What is an Informal Dometic Relations Trial (IDRT)?
In an Informal Domestic Relations Trial (IDRT), you and the other person speak directly to the judge about the issues that are disputed, such as child custody and dividing property or debts. A question and answer format is not used. Only the judge asks questions of each person. This happens even if you or the other person has a lawyer. Usually, other witnesses are not allowed to testify. You can, however, ask the court to let an expert witness testify, such as doctor, counselor, or custody evaluator.
The Rules of Evidence do not apply in an IDRT. This means you can tell the judge everything that you think is important. You also can give the judge any documents or papers you want the judge to review. The judge will decide the importance of what you and the other person say and the papers you each give to the judge. In an Informal Domestic Relations Trial, lawyers are only allowed to:
• say what the issues in the case are,
• respond when the judge asks if there are other areas as the person wants the court to ask about, and
• make short arguments about the law at the end of the case.
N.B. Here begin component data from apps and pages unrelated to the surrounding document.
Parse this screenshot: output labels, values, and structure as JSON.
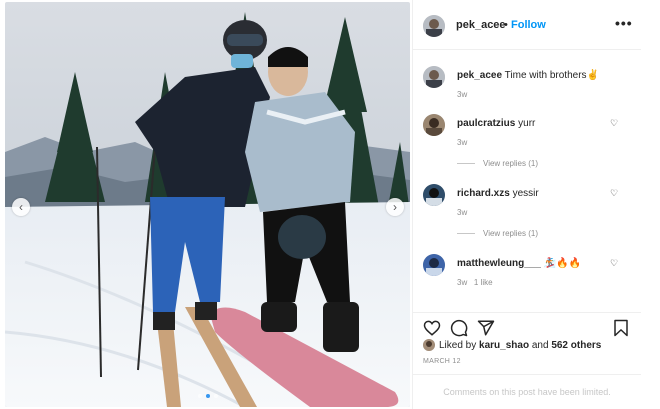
{
  "post": {
    "username": "pek_acee",
    "separator": "•",
    "follow_label": "Follow",
    "more_label": "•••",
    "nav_prev": "‹",
    "nav_next": "›",
    "slide_count": 3,
    "active_slide": 1
  },
  "comments": [
    {
      "username": "pek_acee",
      "text": "Time with brothers✌️",
      "time": "3w",
      "likes": "",
      "replies": "",
      "likeable": false
    },
    {
      "username": "paulcratzius",
      "text": "yurr",
      "time": "3w",
      "likes": "",
      "replies": "View replies (1)",
      "likeable": true
    },
    {
      "username": "richard.xzs",
      "text": "yessir",
      "time": "3w",
      "likes": "",
      "replies": "View replies (1)",
      "likeable": true
    },
    {
      "username": "matthewleung___",
      "text": "🏂🔥🔥",
      "time": "3w",
      "likes": "1 like",
      "replies": "",
      "likeable": true
    }
  ],
  "actions": {
    "icons": [
      "heart-icon",
      "comment-icon",
      "share-icon",
      "bookmark-icon"
    ]
  },
  "likes": {
    "prefix": "Liked by ",
    "user": "karu_shao",
    "middle": " and ",
    "others": "562 others"
  },
  "date": "MARCH 12",
  "comments_limited": "Comments on this post have been limited.",
  "icons": {
    "like": "heart-icon",
    "more": "more-icon"
  }
}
The Informal Domestic Relations Trial is a voluntary process. In other words, you decide whether it is something you want to do. An IDRT will be used only if both people involved in the case agree to it. Both people must complete a form that says what type of trial they choose.